In a negligent car accident lawsuit, the person who is being sued is not always the at-fault party. If you were injured in part due to your own negligence, referred to as contributory negligence, you may still be able to sue the other party.
How Contributory Negligence Works
Contributory negligence occurs if you are even slightly negligent and responsible for some of your injuries. For example, in your car accident, most of the accident was caused by the other party, but because you were speeding at the time of the accident (whether you caused it or not) you contributed to the intensity of your injuries.
It does not matter if you were only one percent negligible or 50 percent. If you had any role in your injury, contributory negligence applies.
More courts are moving to the comparative negligence rule versus the contributory negligence. In comparative negligence, you can still be negligent and recover compensation for the injuries caused by the other party.
Comparative negligence has been broken down into the following three parts:
Pure Comparative Negligence – You can still recover a portion of damages for your injury based on the amount of damage the other party caused. Even if you were more at fault than the defendant in the case, you can recover injury costs.
Modified – In this rule, you are only awarded the amount for which the defendant was determined at fault.
Slight Gross – If you are slightly negligent for your own injuries, then you can use slight-gross comparative negligence.
Situations Where This Applies
Even though you may not have caused the accident, but you were partially responsible for your injuries, you can qualify for comparative negligence. Some examples of situations where a plaintiff and defendant are both negligent include:
- You not wearing a seatbelt at the time of the accident.
- You were speeding – this causing more injury than you would have if you were following the rules of the road.
- You were talking and/or using your cellphone or texting.
Speak to an Attorney
While you may be able to recover some damages for your injuries, only an attorney can help you determine if your claim is worth pursuing.
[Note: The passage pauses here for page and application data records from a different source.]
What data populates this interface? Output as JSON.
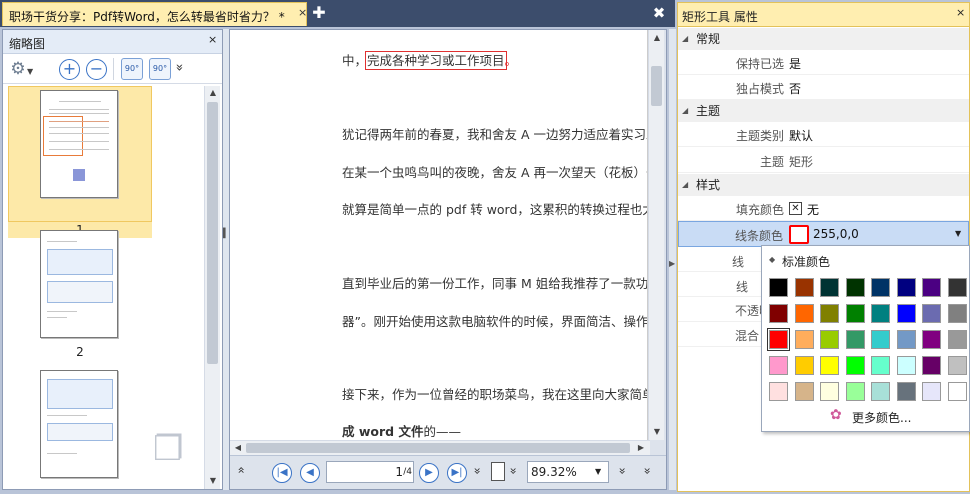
{
  "tab": {
    "title": "职场干货分享：Pdf转Word，怎么转最省时省力？ *",
    "close": "×",
    "add": "✚",
    "bar_close": "✖"
  },
  "thumbs": {
    "title": "缩略图",
    "close": "×",
    "rotate_ccw": "90°",
    "rotate_cw": "90°",
    "more": "»",
    "pages": [
      "1",
      "2"
    ]
  },
  "document": {
    "lines": [
      {
        "pre": "中，",
        "hl": "完成各种学习或工作项目",
        "post": "。",
        "bold": false
      },
      {
        "pre": "犹记得两年前的春夏，我和舍友 A 一边努力适应着实习工",
        "hl": "",
        "post": "",
        "bold": false
      },
      {
        "pre": "在某一个虫鸣鸟叫的夜晚，舍友 A 再一次望天（花板）长叹",
        "hl": "",
        "post": "",
        "bold": false
      },
      {
        "pre": "就算是简单一点的 pdf 转 word，这累积的转换过程也太",
        "hl": "",
        "post": "",
        "bold": false
      },
      {
        "pre": "直到毕业后的第一份工作，同事 M 姐给我推荐了一款功能",
        "hl": "",
        "post": "",
        "bold": false
      },
      {
        "pre": "器”。刚开始使用这款电脑软件的时候，界面简洁、操作",
        "hl": "",
        "post": "",
        "bold": false
      },
      {
        "pre": "接下来，作为一位曾经的职场菜鸟，我在这里向大家简单",
        "hl": "",
        "post": "",
        "bold": false
      },
      {
        "pre": "成 word 文件",
        "hl": "",
        "post": "的——",
        "bold": true
      }
    ],
    "current_page": "1",
    "page_total": "/4",
    "zoom": "89.32%"
  },
  "props": {
    "title": "矩形工具 属性",
    "close": "×",
    "categories": {
      "general": "常规",
      "theme": "主题",
      "style": "样式"
    },
    "rows": {
      "keep_selected_label": "保持已选",
      "keep_selected_value": "是",
      "exclusive_label": "独占模式",
      "exclusive_value": "否",
      "theme_type_label": "主题类别",
      "theme_type_value": "默认",
      "theme_label": "主题",
      "theme_value": "矩形",
      "fill_label": "填充颜色",
      "fill_value": "无",
      "line_color_label": "线条颜色",
      "line_color_value": "255,0,0",
      "opacity_cut": "不透明",
      "blend_cut": "混合",
      "line_width_cut": "线",
      "line_style_cut": "线"
    },
    "line_color": "#ff0000"
  },
  "color_popup": {
    "title": "标准颜色",
    "more": "更多颜色...",
    "colors": [
      [
        "#000000",
        "#993300",
        "#003333",
        "#003300",
        "#003366",
        "#000080",
        "#4b0082",
        "#333333"
      ],
      [
        "#800000",
        "#ff6600",
        "#808000",
        "#008000",
        "#008080",
        "#0000ff",
        "#6b6bb0",
        "#808080"
      ],
      [
        "#ff0000",
        "#ffad5c",
        "#99cc00",
        "#339966",
        "#33cccc",
        "#7399c6",
        "#800080",
        "#999999"
      ],
      [
        "#ff99cc",
        "#ffcc00",
        "#ffff00",
        "#00ff00",
        "#66ffcc",
        "#ccffff",
        "#660066",
        "#c0c0c0"
      ],
      [
        "#ffe0e0",
        "#d6b48a",
        "#ffffe0",
        "#99ff99",
        "#a8e0d8",
        "#67727c",
        "#e6e6fa",
        "#ffffff"
      ]
    ]
  }
}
Contributory and comparative negligence cases are highly complex and difficult to prove; therefore, it is best to consult an attorney first.